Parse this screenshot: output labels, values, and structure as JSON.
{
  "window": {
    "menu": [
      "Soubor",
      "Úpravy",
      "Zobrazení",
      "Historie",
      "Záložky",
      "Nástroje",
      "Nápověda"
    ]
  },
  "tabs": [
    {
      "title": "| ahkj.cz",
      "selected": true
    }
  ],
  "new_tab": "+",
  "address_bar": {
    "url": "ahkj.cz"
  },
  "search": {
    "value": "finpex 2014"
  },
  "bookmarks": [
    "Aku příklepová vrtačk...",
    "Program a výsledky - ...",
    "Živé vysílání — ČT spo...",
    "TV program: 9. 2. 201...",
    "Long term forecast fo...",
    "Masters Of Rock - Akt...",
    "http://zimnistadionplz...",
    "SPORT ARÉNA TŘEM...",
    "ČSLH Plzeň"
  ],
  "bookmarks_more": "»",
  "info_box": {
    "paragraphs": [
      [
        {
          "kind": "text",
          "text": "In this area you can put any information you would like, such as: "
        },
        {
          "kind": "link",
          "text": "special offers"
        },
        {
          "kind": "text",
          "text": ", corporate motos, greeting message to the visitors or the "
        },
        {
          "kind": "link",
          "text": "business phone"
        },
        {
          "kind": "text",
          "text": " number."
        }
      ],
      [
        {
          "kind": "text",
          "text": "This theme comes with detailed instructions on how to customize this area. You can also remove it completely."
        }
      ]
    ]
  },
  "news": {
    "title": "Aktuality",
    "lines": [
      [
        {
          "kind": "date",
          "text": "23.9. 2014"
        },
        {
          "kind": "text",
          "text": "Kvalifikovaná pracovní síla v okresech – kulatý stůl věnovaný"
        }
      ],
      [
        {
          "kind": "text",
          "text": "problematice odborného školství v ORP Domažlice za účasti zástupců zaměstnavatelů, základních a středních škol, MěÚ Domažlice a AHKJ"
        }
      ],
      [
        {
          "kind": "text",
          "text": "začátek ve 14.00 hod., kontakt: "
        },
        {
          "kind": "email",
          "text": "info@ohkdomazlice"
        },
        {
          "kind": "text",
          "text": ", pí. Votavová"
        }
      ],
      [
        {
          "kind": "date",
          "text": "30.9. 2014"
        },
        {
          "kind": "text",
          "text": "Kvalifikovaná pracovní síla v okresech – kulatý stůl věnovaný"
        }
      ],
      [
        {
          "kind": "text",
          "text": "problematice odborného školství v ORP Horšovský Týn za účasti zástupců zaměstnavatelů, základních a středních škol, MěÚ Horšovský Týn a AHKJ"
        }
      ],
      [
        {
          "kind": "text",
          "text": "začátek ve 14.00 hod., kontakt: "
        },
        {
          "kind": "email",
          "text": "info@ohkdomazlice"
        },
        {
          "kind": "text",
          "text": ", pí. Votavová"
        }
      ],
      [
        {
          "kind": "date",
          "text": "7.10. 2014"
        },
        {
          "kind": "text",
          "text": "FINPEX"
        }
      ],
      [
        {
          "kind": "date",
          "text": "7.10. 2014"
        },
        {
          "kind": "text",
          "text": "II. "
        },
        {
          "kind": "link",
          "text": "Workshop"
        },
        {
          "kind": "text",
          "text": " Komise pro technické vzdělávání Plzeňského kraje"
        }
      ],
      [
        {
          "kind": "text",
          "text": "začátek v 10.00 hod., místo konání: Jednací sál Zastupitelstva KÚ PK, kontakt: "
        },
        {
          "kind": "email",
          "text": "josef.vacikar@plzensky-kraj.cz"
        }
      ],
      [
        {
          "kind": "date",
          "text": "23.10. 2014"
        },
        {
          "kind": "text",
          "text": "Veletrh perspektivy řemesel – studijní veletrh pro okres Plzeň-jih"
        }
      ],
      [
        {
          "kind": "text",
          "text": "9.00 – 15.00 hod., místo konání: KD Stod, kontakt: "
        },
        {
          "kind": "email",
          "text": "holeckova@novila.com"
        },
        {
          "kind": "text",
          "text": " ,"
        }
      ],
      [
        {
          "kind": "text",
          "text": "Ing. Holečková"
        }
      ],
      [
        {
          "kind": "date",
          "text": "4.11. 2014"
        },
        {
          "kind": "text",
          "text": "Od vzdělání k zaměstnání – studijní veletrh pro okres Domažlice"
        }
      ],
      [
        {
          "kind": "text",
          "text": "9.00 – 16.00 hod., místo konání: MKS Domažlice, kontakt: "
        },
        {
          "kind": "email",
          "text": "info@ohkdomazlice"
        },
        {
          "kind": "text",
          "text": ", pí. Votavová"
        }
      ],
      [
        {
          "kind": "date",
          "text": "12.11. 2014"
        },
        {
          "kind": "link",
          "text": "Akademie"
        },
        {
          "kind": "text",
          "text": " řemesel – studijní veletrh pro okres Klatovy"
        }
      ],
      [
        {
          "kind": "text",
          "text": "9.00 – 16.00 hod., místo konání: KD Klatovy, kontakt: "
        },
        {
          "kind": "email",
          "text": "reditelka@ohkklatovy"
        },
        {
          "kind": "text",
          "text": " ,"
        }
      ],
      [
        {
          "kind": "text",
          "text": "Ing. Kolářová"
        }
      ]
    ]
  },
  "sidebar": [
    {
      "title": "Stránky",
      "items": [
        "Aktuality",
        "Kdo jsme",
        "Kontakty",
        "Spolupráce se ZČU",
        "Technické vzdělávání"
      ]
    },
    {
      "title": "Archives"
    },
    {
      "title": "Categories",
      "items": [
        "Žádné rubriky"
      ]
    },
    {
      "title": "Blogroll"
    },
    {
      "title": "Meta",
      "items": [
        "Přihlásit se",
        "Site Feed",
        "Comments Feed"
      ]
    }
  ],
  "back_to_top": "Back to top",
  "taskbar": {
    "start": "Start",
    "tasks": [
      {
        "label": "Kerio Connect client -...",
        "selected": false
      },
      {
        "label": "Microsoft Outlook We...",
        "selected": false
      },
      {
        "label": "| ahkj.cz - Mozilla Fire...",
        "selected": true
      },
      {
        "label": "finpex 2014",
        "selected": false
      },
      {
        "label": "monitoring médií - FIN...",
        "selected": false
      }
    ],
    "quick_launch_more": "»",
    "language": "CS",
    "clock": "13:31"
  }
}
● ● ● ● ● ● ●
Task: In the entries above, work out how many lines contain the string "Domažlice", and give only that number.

Answer to this task: 3